***** Material for this task

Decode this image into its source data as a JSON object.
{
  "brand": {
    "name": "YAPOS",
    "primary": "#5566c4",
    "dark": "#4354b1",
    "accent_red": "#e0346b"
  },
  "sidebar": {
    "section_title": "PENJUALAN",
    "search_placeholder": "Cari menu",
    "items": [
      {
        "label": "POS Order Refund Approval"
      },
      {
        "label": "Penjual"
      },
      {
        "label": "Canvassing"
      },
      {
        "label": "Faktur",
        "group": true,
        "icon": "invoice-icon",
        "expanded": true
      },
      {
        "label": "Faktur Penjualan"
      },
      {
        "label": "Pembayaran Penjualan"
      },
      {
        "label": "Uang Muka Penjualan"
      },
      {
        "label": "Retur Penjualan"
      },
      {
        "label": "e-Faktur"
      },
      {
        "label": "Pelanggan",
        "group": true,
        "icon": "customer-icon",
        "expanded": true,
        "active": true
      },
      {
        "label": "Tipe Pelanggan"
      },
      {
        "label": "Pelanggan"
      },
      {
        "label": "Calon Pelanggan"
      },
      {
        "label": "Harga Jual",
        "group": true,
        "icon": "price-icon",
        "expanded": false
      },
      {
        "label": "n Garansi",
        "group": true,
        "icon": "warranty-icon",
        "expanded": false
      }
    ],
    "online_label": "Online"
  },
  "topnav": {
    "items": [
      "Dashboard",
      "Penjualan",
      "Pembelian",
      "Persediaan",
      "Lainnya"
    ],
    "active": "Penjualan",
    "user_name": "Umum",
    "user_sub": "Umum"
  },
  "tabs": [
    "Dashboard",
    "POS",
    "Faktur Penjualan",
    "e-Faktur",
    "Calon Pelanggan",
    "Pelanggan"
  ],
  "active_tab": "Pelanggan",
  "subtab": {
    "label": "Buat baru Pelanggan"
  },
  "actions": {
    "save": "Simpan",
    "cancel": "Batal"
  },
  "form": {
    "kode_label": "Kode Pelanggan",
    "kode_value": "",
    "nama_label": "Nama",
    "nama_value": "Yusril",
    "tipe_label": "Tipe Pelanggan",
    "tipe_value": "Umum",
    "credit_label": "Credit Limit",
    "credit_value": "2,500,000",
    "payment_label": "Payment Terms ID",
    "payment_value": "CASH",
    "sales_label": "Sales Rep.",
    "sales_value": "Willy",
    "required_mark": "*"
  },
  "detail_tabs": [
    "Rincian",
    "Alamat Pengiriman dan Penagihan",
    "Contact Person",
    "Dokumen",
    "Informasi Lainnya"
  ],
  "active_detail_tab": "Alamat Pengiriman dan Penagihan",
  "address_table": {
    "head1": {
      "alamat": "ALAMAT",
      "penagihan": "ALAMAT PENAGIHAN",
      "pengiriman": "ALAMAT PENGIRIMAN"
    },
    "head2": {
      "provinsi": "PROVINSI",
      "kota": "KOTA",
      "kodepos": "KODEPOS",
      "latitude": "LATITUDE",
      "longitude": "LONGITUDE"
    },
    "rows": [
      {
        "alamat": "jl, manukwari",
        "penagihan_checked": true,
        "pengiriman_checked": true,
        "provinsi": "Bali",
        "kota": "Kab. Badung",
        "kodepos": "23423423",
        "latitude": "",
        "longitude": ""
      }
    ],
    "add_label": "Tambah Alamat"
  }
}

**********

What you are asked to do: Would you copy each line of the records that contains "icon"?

Response box:
        "icon": "invoice-icon",
        "icon": "customer-icon",
        "icon": "price-icon",
        "icon": "warranty-icon",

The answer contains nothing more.